■ Data ■
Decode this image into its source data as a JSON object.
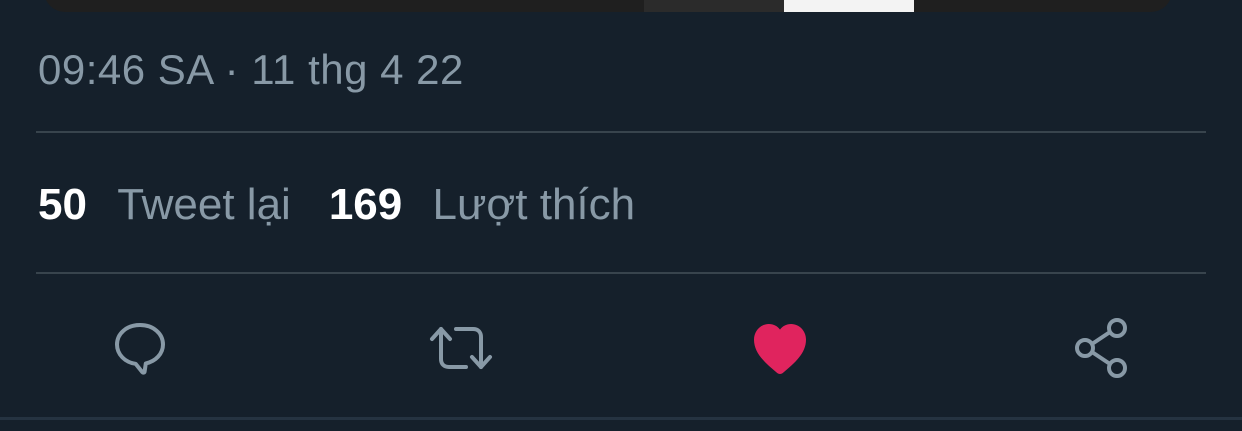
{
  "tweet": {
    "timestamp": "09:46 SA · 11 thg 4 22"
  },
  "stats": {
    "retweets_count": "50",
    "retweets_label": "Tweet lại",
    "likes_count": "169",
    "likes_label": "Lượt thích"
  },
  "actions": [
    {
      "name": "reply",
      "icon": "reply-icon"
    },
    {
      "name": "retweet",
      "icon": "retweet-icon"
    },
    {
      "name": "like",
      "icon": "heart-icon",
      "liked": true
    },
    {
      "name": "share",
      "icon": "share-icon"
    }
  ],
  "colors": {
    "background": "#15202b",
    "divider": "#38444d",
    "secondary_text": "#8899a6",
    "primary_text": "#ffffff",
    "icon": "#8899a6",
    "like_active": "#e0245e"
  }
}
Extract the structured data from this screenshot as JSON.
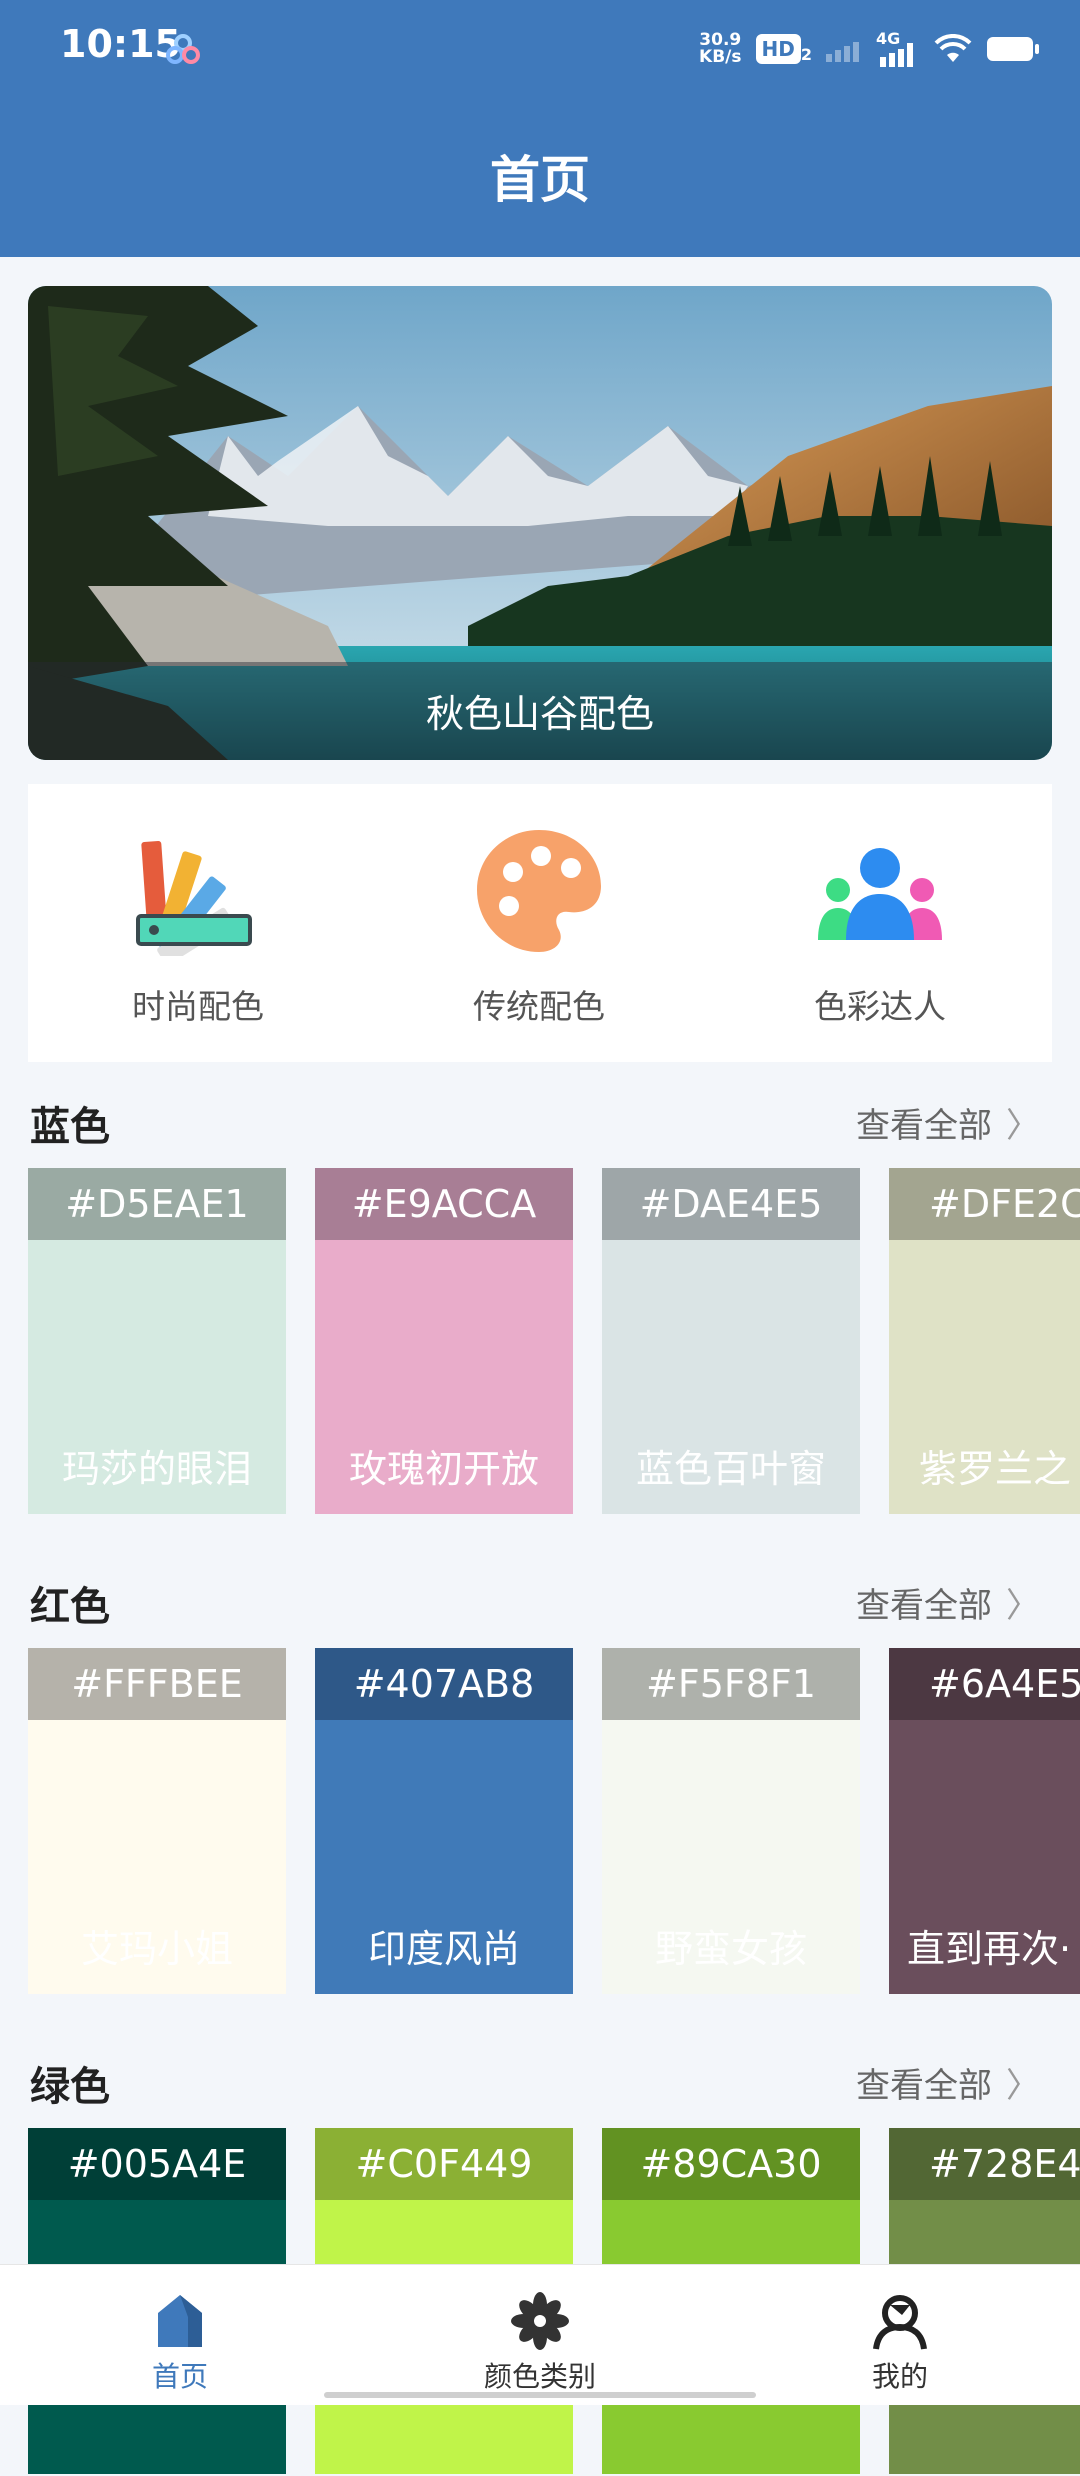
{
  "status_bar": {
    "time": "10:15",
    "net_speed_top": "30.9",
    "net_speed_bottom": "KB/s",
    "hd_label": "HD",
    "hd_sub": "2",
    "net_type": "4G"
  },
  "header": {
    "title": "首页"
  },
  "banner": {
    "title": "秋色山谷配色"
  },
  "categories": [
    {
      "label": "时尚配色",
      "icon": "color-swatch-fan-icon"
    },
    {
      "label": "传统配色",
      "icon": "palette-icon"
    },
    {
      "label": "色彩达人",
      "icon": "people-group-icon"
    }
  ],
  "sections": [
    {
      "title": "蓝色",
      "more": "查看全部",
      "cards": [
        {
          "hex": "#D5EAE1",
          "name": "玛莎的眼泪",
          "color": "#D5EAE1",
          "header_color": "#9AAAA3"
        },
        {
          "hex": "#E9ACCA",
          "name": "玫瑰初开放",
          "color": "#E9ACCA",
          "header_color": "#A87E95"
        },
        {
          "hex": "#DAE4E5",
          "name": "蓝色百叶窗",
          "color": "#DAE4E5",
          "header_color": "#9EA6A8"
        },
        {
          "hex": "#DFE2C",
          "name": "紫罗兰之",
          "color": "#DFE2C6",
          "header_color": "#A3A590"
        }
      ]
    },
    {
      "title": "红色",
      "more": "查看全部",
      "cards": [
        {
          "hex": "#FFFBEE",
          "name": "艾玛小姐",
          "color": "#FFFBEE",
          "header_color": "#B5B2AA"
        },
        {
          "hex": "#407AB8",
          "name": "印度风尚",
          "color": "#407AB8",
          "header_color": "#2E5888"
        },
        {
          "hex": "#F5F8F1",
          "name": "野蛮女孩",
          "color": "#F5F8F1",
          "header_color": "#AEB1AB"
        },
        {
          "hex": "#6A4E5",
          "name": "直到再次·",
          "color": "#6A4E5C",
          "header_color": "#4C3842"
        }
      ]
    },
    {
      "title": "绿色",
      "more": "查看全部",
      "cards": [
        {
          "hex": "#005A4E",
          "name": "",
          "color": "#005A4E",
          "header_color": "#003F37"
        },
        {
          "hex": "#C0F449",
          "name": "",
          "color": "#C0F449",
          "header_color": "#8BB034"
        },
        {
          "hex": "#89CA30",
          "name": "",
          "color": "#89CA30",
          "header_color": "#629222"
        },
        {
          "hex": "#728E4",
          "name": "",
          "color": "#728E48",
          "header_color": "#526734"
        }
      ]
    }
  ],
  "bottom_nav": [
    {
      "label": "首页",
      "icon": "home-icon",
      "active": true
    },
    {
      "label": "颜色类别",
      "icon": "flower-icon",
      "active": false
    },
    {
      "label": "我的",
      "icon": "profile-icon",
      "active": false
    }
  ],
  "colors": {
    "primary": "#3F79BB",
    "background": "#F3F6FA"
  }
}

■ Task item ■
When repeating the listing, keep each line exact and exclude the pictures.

■ Written reply ■
Decode this image into its source data as a JSON object.
{
  "tweet": {
    "timestamp": "09:46 SA · 11 thg 4 22"
  },
  "stats": {
    "retweets_count": "50",
    "retweets_label": "Tweet lại",
    "likes_count": "169",
    "likes_label": "Lượt thích"
  },
  "actions": [
    {
      "name": "reply",
      "icon": "reply-icon"
    },
    {
      "name": "retweet",
      "icon": "retweet-icon"
    },
    {
      "name": "like",
      "icon": "heart-icon",
      "liked": true
    },
    {
      "name": "share",
      "icon": "share-icon"
    }
  ],
  "colors": {
    "background": "#15202b",
    "divider": "#38444d",
    "secondary_text": "#8899a6",
    "primary_text": "#ffffff",
    "icon": "#8899a6",
    "like_active": "#e0245e"
  }
}
Extract the structured data from this screenshot as JSON.
{
  "status_bar": {
    "time": "10:15",
    "net_speed_top": "30.9",
    "net_speed_bottom": "KB/s",
    "hd_label": "HD",
    "hd_sub": "2",
    "net_type": "4G"
  },
  "header": {
    "title": "首页"
  },
  "banner": {
    "title": "秋色山谷配色"
  },
  "categories": [
    {
      "label": "时尚配色",
      "icon": "color-swatch-fan-icon"
    },
    {
      "label": "传统配色",
      "icon": "palette-icon"
    },
    {
      "label": "色彩达人",
      "icon": "people-group-icon"
    }
  ],
  "sections": [
    {
      "title": "蓝色",
      "more": "查看全部",
      "cards": [
        {
          "hex": "#D5EAE1",
          "name": "玛莎的眼泪",
          "color": "#D5EAE1",
          "header_color": "#9AAAA3"
        },
        {
          "hex": "#E9ACCA",
          "name": "玫瑰初开放",
          "color": "#E9ACCA",
          "header_color": "#A87E95"
        },
        {
          "hex": "#DAE4E5",
          "name": "蓝色百叶窗",
          "color": "#DAE4E5",
          "header_color": "#9EA6A8"
        },
        {
          "hex": "#DFE2C",
          "name": "紫罗兰之",
          "color": "#DFE2C6",
          "header_color": "#A3A590"
        }
      ]
    },
    {
      "title": "红色",
      "more": "查看全部",
      "cards": [
        {
          "hex": "#FFFBEE",
          "name": "艾玛小姐",
          "color": "#FFFBEE",
          "header_color": "#B5B2AA"
        },
        {
          "hex": "#407AB8",
          "name": "印度风尚",
          "color": "#407AB8",
          "header_color": "#2E5888"
        },
        {
          "hex": "#F5F8F1",
          "name": "野蛮女孩",
          "color": "#F5F8F1",
          "header_color": "#AEB1AB"
        },
        {
          "hex": "#6A4E5",
          "name": "直到再次·",
          "color": "#6A4E5C",
          "header_color": "#4C3842"
        }
      ]
    },
    {
      "title": "绿色",
      "more": "查看全部",
      "cards": [
        {
          "hex": "#005A4E",
          "name": "",
          "color": "#005A4E",
          "header_color": "#003F37"
        },
        {
          "hex": "#C0F449",
          "name": "",
          "color": "#C0F449",
          "header_color": "#8BB034"
        },
        {
          "hex": "#89CA30",
          "name": "",
          "color": "#89CA30",
          "header_color": "#629222"
        },
        {
          "hex": "#728E4",
          "name": "",
          "color": "#728E48",
          "header_color": "#526734"
        }
      ]
    }
  ],
  "bottom_nav": [
    {
      "label": "首页",
      "icon": "home-icon",
      "active": true
    },
    {
      "label": "颜色类别",
      "icon": "flower-icon",
      "active": false
    },
    {
      "label": "我的",
      "icon": "profile-icon",
      "active": false
    }
  ],
  "colors": {
    "primary": "#3F79BB",
    "background": "#F3F6FA"
  }
}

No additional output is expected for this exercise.